Featuring the esteemed Schoolboy Q and Project Pat, good day is an interesting collaboration. At first glance, these artists don’t seem like they would flourish on a 21 Savage track; but this is not the case. Utilizing sinister vocal samples, 30 Roc gifts us a mysterious and heavy beat that has nostalgic elements. On this track, 21 takes a step back, providing only the hook. His vocals, though, don’t sound like those of the previous tracks; they are intentionally altered to match the styles of Pat and Q. This accomodation of sound allows the excellent Schoolboy Q verse to reach our ears naturally, and the same goes for Project Pat’s classic verse. This collaboration, though unusual compared to the general tendency of the album, works well and brings diversity to the project.
After a couple more satisfactory tracks, letter 2 my momma, is elegantly gifted to us. Kid Hazel gives us the most divergent beat on the album, one more lighthearted and tender than the rest. This sedating instrumental allows 21 to delve into an evocative and insightful story. 21 explores his regrets, contrition that is rarely found in Slaughter Gang music, and commends his mother for her ubiquitous support. The examples of 21’s appreciation for his mother are grounded and endearing, and he showcases refreshing self-awareness. The best part about this intimate track is that it is chock-full with bars; 21 did it again.
On the next song, 4L, 21 gets back to what he does best. Featuring Young Nudy, this track is all about the heavy hitting Kid Hazel beat and uninterrupted lyrics. 21 gives us two extended verses, teeming with impressive cadence and prolonged energy, separated by an impressive Young Nudy verse. There is so much content that you’ll need to listen for yourself if you wish to understand the magnitude of this five minute banger.

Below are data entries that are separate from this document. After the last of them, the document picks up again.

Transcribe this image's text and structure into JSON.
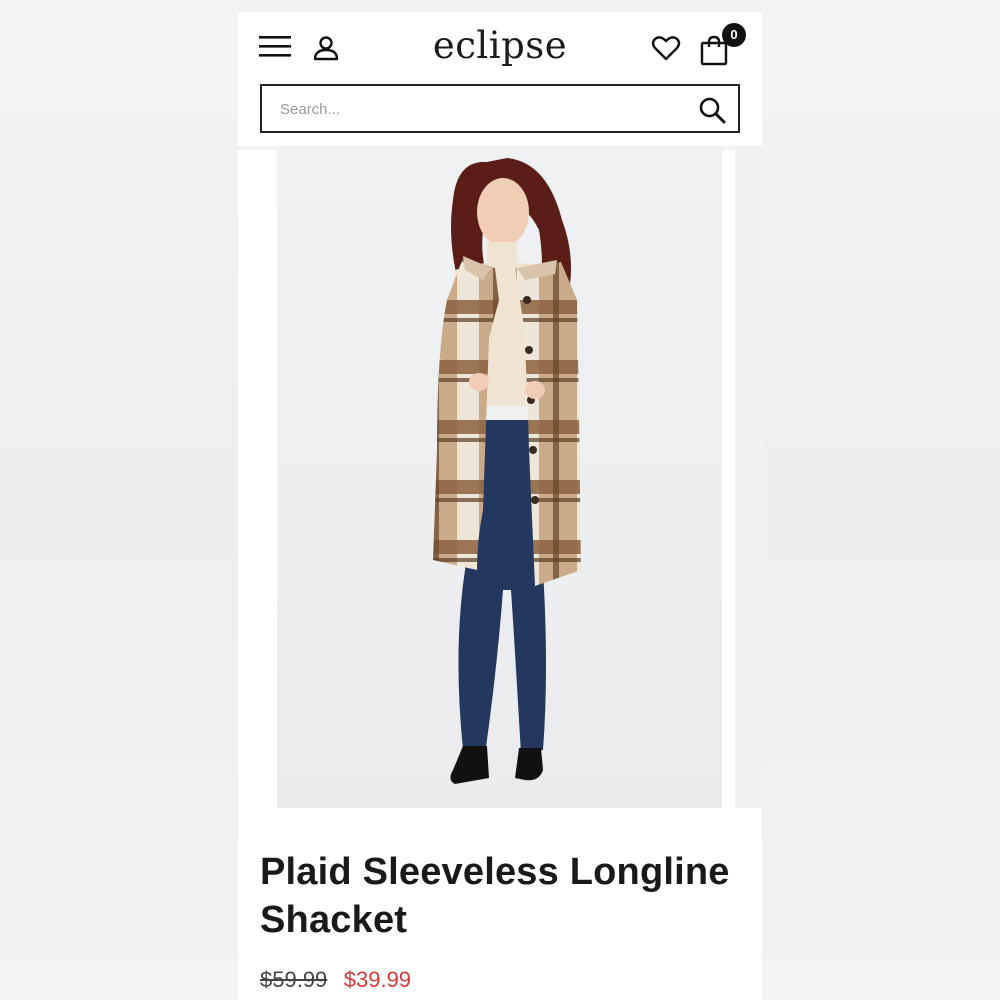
{
  "header": {
    "logo": "eclipse",
    "cart_count": "0"
  },
  "search": {
    "placeholder": "Search..."
  },
  "product": {
    "title_line1": "Plaid Sleeveless Longline",
    "title_line2": "Shacket",
    "price_original": "$59.99",
    "price_sale": "$39.99"
  },
  "colors": {
    "sale": "#d33a3a",
    "text": "#1a1a1a"
  },
  "icons": [
    "menu-icon",
    "user-icon",
    "heart-icon",
    "bag-icon",
    "search-icon"
  ]
}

The final track on this album, out for the night – part 2, is ostensibly standard, as it begins with a familiar 21 Savage verse. Around the two minute mark, though, the beat transcends into a psychedelic Travis Scott experience. As usual, Travis blesses us with silky vocals and an unpredictable verse that you will certainly enjoy. La Flame, in all his glory, signals the culmination of the album; and his elegant farewell reminds us that this album is damn good. It exceeded expectations, and there’s not much left to be said.